For those with toddlers, Nature Spot in New Zealand sells 100% organic and Fairtrade-certified babywear online. It guarantees that no harmful chemicals or pesticides are used in the entire growing and manufacturing process. For more details or to order these products, visit www.naturespot.co.nz.

You also can buy ‘Make trade fair’ T-shirts from Oxfam shops from $25 to show your support for Fairtrade.

04.Power to the consumer

 

How else can I help?

man in a cafeFrom dressing your toddler in Fairtrade cottonwear to catching up with friends over cappuccino in a Fairtrade café, there are many things you can do to support the growing desire to give disadvantaged producers a fair go.

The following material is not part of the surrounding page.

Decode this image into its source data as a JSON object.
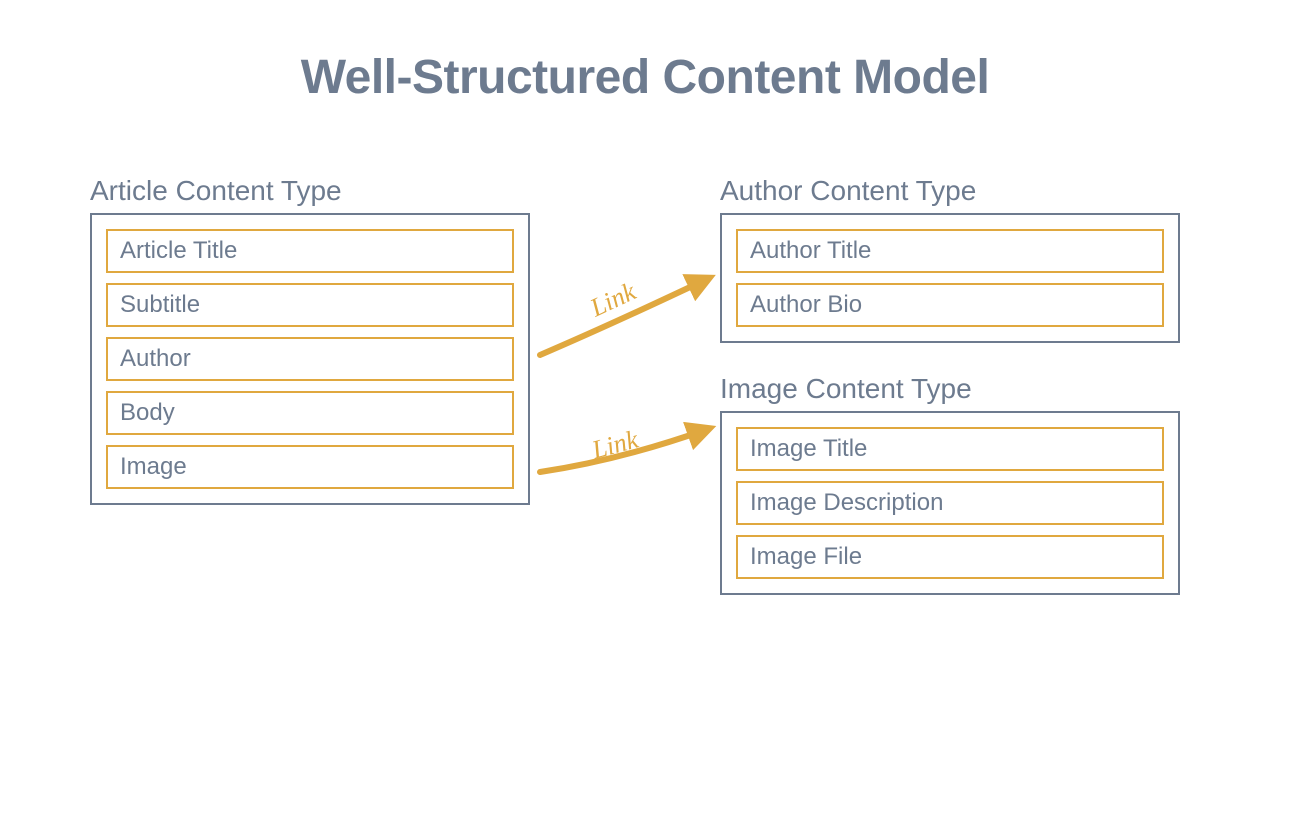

One of the ideas suggested by the Fair Trade Association of Australia and New Zealand (FTAANZ) is to organise Fair Trade Communities at work, in schools or in churches. Participants work with FTAANZ to meet a set of corporate and social goals and to raise awareness of fair trade in the particular community. An example would be introducing Fairtrade coffee in your workplace or holding a Fairtrade fete at a church fundraising.

You can also lend your support by participating in awareness campaigns during Fairtrade fortnight each year in May.

Growing support

Fairtrade pamphletsThe good news is that many Australians have shown support for Fairtrade since FTAANZ was established in 2003. The sales for Fairtrade-labelled products skyrocketed to $6.8 million in 2006, with the total tipped to reach over 10 million by the end of this calendar year. The number of licensees also grew from six to 70 over the period of three years.

Coffee is the major driver behind the growth, accounting for 75% of the sales, followed by chocolate, tea and sports balls.

Fairtrade controversy

In April 2007, two Melbourne academics accused Oxfam Australia of misleading the public by claiming Fairtrade coffee helped alleviate poverty for farmers in the developing world.

The pair lodged a formal complaint to the Australian Competition and Consumer Commission (ACCC), referring to alleged reports that Peruvian coffee workers were paid less than the minimum wage required under Fairtrade requirements, and thus didn’t qualify to be labelled as Fairtrade. The ACCC dismissed the claim, concluding the allegation relied on evidence which “may be subject to different interpretations”.

In response to media coverage at the time, the Chairperson of Fairtrade Labelling Australia and New Zealand, Diana Gibson, said in a public statement that while breaches of standards are minimal, they’re more likely to occur where farmers can only sell part of their crops through the Fairtrade system (often only between 10 and 15%) and are left to rely on the free market to sell the rest.

FTAANZ executive officer Neil Bowker told CHOICE that the situation has been investigated and rectified since the incident.